Start of Information provided

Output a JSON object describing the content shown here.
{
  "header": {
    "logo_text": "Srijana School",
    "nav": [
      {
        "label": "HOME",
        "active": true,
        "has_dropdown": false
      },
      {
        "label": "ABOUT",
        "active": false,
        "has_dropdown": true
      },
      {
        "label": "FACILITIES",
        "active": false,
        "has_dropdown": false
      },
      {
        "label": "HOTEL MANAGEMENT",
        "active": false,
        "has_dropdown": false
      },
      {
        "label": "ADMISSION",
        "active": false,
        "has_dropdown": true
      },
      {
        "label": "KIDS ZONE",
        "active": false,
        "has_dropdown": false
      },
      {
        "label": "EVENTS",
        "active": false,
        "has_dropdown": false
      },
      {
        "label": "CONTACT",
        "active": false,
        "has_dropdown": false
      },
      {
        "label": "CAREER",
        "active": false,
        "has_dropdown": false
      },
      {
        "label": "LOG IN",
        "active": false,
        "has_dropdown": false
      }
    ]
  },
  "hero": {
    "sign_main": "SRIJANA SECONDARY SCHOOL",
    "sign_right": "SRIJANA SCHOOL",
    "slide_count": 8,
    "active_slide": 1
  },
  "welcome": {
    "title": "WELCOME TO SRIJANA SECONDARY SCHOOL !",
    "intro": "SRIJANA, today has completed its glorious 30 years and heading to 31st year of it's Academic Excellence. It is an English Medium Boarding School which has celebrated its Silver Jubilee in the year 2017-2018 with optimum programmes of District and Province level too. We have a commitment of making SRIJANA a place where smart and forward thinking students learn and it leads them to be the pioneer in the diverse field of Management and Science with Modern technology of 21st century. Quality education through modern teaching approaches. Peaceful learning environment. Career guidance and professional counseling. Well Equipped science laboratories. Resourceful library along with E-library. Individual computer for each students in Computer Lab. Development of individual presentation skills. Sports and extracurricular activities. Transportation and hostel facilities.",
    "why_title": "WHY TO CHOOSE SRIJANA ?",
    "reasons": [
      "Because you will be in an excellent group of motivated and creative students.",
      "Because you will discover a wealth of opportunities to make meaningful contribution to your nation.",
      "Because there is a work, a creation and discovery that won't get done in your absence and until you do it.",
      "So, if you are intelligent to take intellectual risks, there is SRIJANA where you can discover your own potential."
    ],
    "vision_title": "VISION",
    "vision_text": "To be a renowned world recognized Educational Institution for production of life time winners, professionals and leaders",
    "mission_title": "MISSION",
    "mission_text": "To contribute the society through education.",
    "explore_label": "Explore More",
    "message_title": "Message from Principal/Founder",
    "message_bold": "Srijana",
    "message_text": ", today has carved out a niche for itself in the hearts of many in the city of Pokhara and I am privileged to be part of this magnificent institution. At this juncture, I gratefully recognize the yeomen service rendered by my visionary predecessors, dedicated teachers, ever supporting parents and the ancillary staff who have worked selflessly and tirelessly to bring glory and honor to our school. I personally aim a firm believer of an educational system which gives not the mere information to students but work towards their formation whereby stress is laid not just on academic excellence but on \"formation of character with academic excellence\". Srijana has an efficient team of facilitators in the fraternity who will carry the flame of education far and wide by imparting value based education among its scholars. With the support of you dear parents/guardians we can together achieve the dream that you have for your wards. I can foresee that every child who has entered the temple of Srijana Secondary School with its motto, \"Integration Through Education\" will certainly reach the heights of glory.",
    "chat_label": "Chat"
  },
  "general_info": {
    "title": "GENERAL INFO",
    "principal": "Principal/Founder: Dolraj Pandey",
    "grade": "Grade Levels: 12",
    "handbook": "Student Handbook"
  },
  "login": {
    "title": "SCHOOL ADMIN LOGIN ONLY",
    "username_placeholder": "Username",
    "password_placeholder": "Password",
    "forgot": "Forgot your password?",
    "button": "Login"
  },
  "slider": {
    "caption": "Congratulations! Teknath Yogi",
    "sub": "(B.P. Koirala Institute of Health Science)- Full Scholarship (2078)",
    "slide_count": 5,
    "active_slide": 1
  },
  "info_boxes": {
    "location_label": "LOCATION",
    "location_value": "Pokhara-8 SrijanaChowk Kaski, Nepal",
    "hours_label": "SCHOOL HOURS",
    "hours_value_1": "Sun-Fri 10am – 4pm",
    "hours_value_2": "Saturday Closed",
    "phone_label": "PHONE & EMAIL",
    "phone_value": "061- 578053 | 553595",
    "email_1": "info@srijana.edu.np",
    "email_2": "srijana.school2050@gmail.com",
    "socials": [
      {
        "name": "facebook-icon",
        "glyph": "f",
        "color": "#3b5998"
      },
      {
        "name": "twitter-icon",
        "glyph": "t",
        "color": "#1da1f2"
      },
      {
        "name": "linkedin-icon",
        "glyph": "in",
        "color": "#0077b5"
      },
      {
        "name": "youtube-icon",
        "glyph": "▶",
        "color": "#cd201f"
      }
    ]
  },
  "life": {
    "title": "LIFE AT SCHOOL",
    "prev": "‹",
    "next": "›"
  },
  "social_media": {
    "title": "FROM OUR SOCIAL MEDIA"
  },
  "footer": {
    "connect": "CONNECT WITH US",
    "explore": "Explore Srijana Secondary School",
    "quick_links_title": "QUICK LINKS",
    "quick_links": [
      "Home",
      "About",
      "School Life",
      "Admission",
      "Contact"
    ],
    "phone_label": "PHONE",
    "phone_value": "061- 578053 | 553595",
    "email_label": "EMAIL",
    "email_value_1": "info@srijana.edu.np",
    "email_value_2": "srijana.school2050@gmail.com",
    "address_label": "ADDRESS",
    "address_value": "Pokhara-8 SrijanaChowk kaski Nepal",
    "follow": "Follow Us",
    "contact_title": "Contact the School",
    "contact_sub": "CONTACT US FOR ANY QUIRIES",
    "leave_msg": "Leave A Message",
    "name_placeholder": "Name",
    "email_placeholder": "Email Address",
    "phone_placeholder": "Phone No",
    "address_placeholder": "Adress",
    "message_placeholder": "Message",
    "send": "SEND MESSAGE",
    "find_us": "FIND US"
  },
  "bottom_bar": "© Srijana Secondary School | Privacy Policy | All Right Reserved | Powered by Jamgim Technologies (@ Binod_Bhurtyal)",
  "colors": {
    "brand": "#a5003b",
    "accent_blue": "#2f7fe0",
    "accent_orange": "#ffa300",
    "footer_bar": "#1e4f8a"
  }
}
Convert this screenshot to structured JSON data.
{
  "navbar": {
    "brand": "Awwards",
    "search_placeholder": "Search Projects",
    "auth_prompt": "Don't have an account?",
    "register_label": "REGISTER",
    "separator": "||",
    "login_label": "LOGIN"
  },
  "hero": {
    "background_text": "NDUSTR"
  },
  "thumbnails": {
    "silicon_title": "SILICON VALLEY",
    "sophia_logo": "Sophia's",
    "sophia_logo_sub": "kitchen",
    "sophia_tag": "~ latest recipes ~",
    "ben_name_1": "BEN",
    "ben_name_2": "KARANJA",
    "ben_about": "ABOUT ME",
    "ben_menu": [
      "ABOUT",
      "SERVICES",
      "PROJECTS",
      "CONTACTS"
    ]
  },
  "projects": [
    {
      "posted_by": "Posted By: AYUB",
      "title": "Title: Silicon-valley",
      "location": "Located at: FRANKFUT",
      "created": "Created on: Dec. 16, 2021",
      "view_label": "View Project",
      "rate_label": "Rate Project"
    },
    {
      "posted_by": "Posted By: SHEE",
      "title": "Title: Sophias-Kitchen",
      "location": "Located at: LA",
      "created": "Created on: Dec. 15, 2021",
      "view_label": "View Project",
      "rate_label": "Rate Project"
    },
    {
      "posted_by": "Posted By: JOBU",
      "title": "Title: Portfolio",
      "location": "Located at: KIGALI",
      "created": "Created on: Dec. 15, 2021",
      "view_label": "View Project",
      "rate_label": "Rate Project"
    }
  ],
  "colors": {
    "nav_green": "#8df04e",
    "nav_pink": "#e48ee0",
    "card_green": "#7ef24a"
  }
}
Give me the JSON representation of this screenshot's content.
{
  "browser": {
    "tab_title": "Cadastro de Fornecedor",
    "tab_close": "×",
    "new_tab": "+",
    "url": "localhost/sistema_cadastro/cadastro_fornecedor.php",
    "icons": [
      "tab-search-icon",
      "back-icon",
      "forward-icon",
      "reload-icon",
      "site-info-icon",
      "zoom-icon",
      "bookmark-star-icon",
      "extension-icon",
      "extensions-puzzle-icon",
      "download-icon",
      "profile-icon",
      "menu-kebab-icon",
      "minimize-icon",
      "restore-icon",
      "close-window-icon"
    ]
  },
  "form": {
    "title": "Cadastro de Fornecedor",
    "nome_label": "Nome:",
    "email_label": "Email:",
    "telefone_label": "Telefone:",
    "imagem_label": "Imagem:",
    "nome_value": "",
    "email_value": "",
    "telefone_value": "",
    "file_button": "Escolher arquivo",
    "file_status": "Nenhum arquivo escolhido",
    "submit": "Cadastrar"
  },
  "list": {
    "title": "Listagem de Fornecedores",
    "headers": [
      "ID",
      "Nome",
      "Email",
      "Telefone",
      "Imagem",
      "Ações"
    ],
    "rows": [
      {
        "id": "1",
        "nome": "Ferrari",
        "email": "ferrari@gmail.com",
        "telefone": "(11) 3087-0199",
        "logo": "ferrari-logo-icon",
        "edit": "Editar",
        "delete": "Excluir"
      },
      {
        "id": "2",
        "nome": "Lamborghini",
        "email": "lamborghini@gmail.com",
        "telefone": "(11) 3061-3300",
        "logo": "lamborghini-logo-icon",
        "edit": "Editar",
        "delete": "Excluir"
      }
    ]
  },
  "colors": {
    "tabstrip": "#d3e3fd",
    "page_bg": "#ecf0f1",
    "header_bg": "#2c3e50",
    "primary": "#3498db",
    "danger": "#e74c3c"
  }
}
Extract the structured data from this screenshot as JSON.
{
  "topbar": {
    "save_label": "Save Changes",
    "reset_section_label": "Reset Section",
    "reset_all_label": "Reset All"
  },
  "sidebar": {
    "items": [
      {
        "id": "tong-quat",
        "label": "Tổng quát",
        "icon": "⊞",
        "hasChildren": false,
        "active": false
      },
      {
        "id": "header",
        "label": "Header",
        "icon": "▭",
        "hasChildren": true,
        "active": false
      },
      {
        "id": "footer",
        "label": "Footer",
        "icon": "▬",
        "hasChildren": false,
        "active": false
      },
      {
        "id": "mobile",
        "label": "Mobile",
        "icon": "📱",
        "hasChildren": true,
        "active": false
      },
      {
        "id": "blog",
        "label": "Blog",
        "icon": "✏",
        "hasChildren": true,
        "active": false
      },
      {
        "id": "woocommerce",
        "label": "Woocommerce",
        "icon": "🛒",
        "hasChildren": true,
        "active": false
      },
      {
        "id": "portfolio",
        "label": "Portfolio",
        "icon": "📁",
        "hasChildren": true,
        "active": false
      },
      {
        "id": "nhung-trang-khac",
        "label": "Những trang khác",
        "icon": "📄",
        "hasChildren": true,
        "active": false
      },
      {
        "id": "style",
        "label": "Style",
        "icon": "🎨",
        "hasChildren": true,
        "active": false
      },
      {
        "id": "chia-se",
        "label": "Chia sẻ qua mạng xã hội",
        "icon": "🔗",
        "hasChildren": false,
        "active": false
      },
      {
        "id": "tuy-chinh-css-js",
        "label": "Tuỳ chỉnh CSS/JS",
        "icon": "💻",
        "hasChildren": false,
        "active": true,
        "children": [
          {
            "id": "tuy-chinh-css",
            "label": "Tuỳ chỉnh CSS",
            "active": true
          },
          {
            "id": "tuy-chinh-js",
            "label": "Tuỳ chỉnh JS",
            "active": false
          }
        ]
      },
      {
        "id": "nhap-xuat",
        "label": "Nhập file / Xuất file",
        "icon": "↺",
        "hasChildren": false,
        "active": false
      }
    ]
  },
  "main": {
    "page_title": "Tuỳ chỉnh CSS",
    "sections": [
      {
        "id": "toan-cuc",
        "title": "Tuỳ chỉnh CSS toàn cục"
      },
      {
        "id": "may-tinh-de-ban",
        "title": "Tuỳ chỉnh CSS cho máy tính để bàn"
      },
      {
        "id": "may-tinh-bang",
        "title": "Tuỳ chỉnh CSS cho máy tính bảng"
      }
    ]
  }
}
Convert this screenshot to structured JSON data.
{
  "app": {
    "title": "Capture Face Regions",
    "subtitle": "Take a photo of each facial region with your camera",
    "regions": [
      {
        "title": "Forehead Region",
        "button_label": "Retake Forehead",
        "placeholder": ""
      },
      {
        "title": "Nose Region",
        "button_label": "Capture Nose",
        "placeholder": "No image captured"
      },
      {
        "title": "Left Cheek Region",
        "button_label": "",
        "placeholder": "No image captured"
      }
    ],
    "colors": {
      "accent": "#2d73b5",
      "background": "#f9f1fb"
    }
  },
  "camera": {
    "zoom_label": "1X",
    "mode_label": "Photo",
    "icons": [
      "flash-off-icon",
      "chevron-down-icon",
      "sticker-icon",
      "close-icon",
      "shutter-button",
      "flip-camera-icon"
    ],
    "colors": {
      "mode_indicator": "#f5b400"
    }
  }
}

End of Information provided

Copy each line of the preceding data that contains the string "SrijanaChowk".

Response below –
    "location_value": "Pokhara-8 SrijanaChowk Kaski, Nepal",
    "address_value": "Pokhara-8 SrijanaChowk kaski Nepal",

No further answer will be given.